There is no way that I know of to adequately convey the contributions that Faye Gardner made to our community.
Her handiwork is on display every time a visitor pauses to read an inscription at the Garner Veterans Memorial and every time anyone notices Garner’s All-American City signs.
Her efforts are apparent at the thriving Garner Chamber of Commerce and when Broadway stars come to the Garner Performing Arts Center. She helped the Garner Towne Players and Aversboro Road Baptist Church. She played a big role in the soon-to-be-built YMCA.
She worked with Community of Hope and other charities.
She helped Miss North Carolinas, the homeless and a lot of people in between.
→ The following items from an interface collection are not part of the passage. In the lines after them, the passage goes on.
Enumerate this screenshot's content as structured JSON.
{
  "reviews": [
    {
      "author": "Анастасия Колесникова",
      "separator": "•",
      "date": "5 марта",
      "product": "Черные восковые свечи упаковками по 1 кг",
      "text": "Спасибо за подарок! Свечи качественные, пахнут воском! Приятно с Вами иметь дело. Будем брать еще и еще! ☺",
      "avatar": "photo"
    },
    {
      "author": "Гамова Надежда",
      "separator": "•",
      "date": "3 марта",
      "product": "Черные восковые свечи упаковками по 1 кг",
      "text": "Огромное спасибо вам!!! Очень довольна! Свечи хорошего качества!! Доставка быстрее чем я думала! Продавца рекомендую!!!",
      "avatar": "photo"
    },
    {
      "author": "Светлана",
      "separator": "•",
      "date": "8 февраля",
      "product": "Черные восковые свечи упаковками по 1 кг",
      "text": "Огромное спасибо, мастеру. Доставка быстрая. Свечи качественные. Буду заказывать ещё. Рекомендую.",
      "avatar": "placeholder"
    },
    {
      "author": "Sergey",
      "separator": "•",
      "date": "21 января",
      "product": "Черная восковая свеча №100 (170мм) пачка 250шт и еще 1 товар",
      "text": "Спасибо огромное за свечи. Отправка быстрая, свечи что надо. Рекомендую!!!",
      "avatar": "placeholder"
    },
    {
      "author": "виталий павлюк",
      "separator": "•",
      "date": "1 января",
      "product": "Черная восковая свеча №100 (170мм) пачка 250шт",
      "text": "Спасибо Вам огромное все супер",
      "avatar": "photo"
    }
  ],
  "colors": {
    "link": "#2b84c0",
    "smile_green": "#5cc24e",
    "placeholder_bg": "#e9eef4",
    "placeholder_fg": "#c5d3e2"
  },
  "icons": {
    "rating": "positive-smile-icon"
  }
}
But she did so much more.
How do you measure the impact on the lives of those people she touched? How do you quantify giving encouraging words at the right time, corrective instruction at other times, and epitomizing vision, determination, integrity and leadership?
Gardner, 73, died on Friday, Nov. 6, after battling various cancers for years. And battled is the right word.
Cancer took her life, but she refused to allow the disease to touch her spirit.
“We’re all going to die,” she said less than a month ago. “The key is to live while you are alive.”
Three weeks ago, she was tucked into a side room of the Garner chamber office working on upcoming projects. But she also was preparing for the ending of a life well-lived.
She made an appointment with a lawn care worker and said she wanted to do everything she could while she was still able.
“I want to take care of my business,” she said. “There comes a time when you can’t do that anymore. I want to do what I can for as long as I can.”
It is difficult, if not impossible, to think of anyone who did more for her community.
She was a driving force in the building of the Garner Veterans Memorial, helping raise $500,000 when the collective wisdom was that the task was impossible. She liked to say that essentially everyone in the community made a contribution of some sort to the memorial. She was proud of that.
“Our intent was not to find one or two donors to fund the project because then it becomes their memorial,” she said soon after the memorial was dedicated. “Our goal was to have the community feel like they are a part of it.”
There is no question that she needed all of her patience, her skill, her integrity, her determination and her vision to see the project through to completion. She had a lot of each of those qualities.
I saw all those traits when we were co-chairs of a church fund-raising program. Our consultant said that we’d be able to raise about half of our targeted amount. She refused the consultant’s counsel and went ahead and helped raise more than the original target.
She believed in the goodness of people and of their desire to make the world a better place. She always was quick with an encouraging word.
So many times to so many people she said, “I like that. I’ll help you with that.”
She had a way of achieving other people’s vision.
“Essentially every good thing that the chamber has achieved in the last 10 years, Faye was a huge part of,” said Neal Padgett, the Garner Chamber of Commerce president.
“I have never seen anyone else like her. It is hard to believe that I won’t be able to talk to her again.”
She avoided the spotlight. She’d do the work, she just didn’t want to pick up the recognition.
But people recognized what she did and who she was.
She won the 2008 James R. Stevens Service to Garner Award, a recognition given for long-term contributions to the community.
But there is no award that covers the scope of her contributions. We could name buildings, awards, events or funds in her honor, but whatever it was, it really wouldn’t convey who she was and what she did for our community.
In the history of Garner, no other person may have had the impact that she did.
She was a mentor to many. Hopefully, we learned our lessons well.